Esmael Darman 

Our assumptions are not always true and acting upon them can have a detrimental impact on our emotional health and social relationships.

One of the most important areas of our lives is our social relationships. It is critical, because first and foremost, we are social creatures. We cannot even obtain and develop a sense of identity unless we are brought up among people and start communicating with them. And once we reach adulthood, we invest in these relationships for our future plans. So it is not only about survival, but it is also about personal and family success. We can add as many reasons as we can to highlight the significance of social relationships.

In the meantime, however, there are some ways of thinking, specifically some cognitive distortions, that can negatively impact these relationships by leading to certain behaviors. One of them is jumping to conclusions. What exactly is it?

It simply means making negative interpretations without actual evidence. In other words, you act like a mind reader and make assumptions based on that. For instance, you might say “Look at her face. I know that she hates me!” In some other cases, you may act like a fortuneteller and argue that “I just feel that something bad is going to happen,” whereas there is nothing to prove that.

This type of behavior is seen across cultures. However, since we tend to “imply” and use an indirect form of speech and communication in our Afghan culture, we use it obviously more. We usually don’t make the effort to ask the other person what’s going on and instead prefer to make various assumptions, and as a consequence, come to different conclusions, most of which are not necessarily true! The misunderstanding can get worse and hurt both us and others if we act upon these assumptions and conclusions. People who suffer from some types of anxiety disorders, particularly Generalized Anxiety Disorders, excessively use this type of cognitive distortions and often look for reasons to keep worrying and justify their worries.

One of the most effective ways to tackle this type of distortion is to learn how to ask questions, explore, seek information, and improve communication skills.

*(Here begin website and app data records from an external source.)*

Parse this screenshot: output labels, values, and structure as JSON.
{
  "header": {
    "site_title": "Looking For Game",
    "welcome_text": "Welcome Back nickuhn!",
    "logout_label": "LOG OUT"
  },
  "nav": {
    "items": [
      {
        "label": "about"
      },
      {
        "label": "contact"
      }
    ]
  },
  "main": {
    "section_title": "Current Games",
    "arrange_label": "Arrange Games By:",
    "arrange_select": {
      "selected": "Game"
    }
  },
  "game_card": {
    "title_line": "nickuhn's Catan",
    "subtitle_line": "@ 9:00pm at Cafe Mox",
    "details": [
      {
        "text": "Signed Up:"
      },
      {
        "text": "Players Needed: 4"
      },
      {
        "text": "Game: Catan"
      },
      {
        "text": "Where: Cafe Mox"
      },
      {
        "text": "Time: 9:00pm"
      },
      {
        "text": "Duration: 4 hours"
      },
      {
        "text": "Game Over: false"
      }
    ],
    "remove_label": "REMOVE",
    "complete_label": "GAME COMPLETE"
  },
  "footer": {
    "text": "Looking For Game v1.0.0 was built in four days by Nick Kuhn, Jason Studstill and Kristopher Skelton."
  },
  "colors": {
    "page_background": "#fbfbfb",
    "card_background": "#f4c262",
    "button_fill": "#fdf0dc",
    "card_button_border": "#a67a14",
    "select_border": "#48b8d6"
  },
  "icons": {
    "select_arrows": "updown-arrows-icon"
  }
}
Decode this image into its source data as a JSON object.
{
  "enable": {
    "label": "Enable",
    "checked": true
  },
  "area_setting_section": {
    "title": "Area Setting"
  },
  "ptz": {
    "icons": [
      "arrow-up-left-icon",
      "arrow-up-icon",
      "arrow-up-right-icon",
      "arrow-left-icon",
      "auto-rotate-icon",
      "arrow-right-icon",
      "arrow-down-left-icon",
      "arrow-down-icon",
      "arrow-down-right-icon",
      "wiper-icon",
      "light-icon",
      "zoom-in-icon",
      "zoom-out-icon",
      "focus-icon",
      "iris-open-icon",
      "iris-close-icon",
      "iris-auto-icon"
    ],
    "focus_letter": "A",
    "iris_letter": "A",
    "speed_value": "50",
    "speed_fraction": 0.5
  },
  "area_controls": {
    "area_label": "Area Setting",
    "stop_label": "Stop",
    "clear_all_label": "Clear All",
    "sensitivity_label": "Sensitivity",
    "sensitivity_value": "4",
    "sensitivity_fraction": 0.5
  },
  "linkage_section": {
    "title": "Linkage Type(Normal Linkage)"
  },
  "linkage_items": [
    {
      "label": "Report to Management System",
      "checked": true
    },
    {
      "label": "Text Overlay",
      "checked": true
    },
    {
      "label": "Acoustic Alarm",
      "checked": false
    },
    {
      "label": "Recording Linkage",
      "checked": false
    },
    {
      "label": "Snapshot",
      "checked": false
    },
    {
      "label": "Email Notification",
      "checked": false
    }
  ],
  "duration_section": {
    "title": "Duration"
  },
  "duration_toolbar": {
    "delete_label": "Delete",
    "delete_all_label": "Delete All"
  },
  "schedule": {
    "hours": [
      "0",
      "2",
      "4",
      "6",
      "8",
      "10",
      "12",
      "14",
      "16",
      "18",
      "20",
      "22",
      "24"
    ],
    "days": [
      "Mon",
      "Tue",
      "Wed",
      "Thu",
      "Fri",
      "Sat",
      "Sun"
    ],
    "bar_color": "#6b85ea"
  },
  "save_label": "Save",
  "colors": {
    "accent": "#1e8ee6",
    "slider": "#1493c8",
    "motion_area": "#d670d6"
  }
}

Otherwise, it will add up to our everyday stress, consume a great deal of our mental energy, and impact our relationships not only within the family but also in other circles and spheres.